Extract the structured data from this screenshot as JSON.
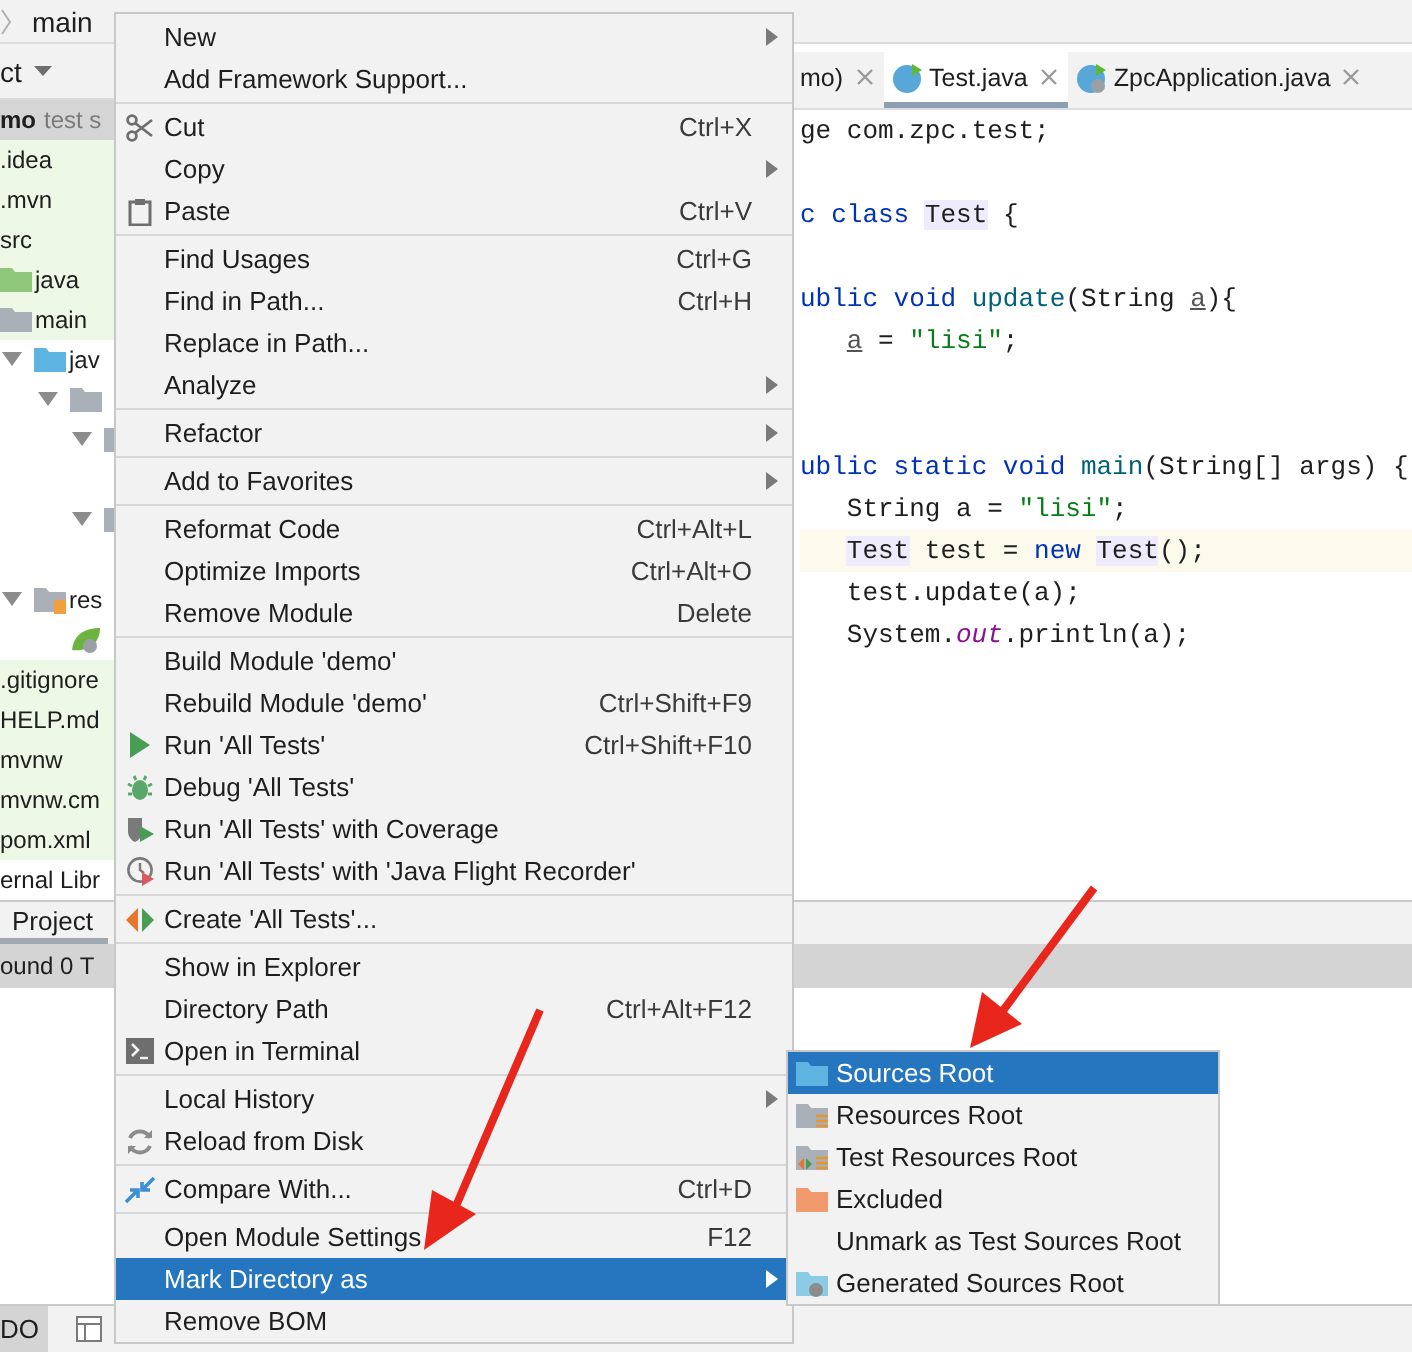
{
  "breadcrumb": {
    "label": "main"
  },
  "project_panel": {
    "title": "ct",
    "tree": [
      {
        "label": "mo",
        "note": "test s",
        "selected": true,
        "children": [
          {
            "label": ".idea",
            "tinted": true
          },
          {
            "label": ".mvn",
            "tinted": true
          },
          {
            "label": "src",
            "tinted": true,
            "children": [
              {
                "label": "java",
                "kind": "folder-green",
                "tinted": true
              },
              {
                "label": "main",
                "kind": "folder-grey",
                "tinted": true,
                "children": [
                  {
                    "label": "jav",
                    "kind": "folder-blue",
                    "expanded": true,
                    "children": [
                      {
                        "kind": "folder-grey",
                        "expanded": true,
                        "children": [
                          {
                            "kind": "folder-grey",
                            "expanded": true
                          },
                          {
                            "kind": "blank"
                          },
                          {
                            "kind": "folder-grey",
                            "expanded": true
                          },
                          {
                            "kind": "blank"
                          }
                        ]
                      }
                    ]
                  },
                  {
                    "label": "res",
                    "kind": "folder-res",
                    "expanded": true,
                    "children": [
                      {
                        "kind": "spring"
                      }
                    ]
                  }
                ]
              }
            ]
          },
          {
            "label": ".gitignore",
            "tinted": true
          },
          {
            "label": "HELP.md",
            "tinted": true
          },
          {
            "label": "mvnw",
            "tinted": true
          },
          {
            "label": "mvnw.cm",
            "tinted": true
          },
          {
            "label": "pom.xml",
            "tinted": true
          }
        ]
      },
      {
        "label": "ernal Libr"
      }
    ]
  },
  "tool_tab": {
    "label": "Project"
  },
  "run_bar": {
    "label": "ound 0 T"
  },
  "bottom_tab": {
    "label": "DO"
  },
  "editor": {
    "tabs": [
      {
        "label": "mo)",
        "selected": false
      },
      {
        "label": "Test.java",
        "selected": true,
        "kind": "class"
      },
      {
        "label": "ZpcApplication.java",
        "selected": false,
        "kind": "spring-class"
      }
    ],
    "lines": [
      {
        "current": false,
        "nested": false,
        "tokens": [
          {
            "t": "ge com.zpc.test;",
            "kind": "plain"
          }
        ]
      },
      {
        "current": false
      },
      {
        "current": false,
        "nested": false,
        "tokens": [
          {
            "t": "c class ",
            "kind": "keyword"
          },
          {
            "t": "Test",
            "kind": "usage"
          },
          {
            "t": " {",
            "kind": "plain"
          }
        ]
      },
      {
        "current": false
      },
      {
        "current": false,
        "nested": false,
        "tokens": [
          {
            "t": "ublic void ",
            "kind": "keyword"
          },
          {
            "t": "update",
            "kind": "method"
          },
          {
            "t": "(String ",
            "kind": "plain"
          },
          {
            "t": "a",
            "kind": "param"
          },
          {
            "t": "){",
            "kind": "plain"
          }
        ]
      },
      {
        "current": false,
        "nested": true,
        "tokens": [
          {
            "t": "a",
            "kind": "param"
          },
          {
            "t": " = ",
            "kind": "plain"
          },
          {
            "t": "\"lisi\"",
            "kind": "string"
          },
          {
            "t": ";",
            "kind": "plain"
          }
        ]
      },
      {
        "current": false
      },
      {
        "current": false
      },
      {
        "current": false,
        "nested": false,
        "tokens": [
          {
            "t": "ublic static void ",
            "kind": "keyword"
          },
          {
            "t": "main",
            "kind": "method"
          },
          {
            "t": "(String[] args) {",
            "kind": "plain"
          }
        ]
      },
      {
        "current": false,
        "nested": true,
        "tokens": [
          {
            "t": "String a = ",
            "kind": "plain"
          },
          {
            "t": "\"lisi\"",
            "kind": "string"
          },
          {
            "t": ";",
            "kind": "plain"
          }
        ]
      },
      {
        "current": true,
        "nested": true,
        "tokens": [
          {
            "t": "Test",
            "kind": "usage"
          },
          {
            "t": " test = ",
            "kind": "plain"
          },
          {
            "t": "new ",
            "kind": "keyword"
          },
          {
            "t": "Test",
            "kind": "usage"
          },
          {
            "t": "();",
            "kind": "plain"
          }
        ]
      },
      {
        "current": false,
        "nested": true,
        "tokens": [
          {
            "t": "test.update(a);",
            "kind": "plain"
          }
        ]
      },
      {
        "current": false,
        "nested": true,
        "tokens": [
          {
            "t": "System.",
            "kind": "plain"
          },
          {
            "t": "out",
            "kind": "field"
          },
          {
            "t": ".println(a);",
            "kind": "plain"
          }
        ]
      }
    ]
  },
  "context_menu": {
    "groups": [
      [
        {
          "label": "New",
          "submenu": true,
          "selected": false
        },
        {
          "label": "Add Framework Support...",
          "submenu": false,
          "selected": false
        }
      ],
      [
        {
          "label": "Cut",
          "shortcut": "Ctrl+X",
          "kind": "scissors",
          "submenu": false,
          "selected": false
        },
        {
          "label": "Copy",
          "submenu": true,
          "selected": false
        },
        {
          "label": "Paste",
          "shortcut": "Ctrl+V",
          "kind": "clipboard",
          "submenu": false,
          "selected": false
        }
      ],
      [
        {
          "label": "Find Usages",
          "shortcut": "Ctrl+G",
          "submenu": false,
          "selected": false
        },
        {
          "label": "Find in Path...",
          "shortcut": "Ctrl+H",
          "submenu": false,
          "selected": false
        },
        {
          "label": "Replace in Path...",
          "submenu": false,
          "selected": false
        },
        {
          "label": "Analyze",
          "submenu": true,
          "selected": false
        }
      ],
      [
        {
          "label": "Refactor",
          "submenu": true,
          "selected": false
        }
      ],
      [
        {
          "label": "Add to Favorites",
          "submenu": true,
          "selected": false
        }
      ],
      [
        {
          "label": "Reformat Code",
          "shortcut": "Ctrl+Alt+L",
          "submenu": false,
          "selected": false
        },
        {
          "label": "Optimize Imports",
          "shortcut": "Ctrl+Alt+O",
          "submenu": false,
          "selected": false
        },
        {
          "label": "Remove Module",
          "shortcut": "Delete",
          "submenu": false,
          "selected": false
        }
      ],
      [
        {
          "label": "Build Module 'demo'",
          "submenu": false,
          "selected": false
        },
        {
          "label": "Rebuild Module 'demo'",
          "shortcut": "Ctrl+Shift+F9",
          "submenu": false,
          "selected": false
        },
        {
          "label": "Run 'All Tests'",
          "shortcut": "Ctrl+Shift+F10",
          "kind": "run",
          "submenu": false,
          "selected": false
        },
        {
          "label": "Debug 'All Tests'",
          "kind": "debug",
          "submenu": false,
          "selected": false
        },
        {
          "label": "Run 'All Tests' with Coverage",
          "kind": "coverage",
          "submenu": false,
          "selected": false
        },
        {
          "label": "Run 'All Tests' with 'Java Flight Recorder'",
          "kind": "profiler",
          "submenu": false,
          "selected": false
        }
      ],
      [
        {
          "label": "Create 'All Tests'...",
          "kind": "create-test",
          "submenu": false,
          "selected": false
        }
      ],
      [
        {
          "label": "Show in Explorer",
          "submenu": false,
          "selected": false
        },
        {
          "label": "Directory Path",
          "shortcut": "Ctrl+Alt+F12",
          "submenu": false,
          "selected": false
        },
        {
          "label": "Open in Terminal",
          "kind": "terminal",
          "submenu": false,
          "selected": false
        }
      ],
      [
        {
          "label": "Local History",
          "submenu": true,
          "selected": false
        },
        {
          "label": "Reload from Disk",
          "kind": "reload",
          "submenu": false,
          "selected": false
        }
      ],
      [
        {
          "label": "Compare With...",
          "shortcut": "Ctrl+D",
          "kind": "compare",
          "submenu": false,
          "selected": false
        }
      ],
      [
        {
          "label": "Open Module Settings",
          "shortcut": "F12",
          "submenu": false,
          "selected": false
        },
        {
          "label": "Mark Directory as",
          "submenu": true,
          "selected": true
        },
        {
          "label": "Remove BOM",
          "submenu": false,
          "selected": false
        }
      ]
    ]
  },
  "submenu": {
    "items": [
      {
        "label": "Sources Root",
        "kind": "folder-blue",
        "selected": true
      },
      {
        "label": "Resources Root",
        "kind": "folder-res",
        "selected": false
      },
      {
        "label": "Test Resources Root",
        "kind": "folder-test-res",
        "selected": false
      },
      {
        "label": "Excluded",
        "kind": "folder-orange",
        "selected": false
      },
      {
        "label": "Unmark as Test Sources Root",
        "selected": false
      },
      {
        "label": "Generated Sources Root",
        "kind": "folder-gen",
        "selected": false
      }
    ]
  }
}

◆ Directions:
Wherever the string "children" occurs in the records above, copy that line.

◆ Output below:
        "children": [
            "children": [
                "children": [
                    "children": [
                        "children": [
                    "children": [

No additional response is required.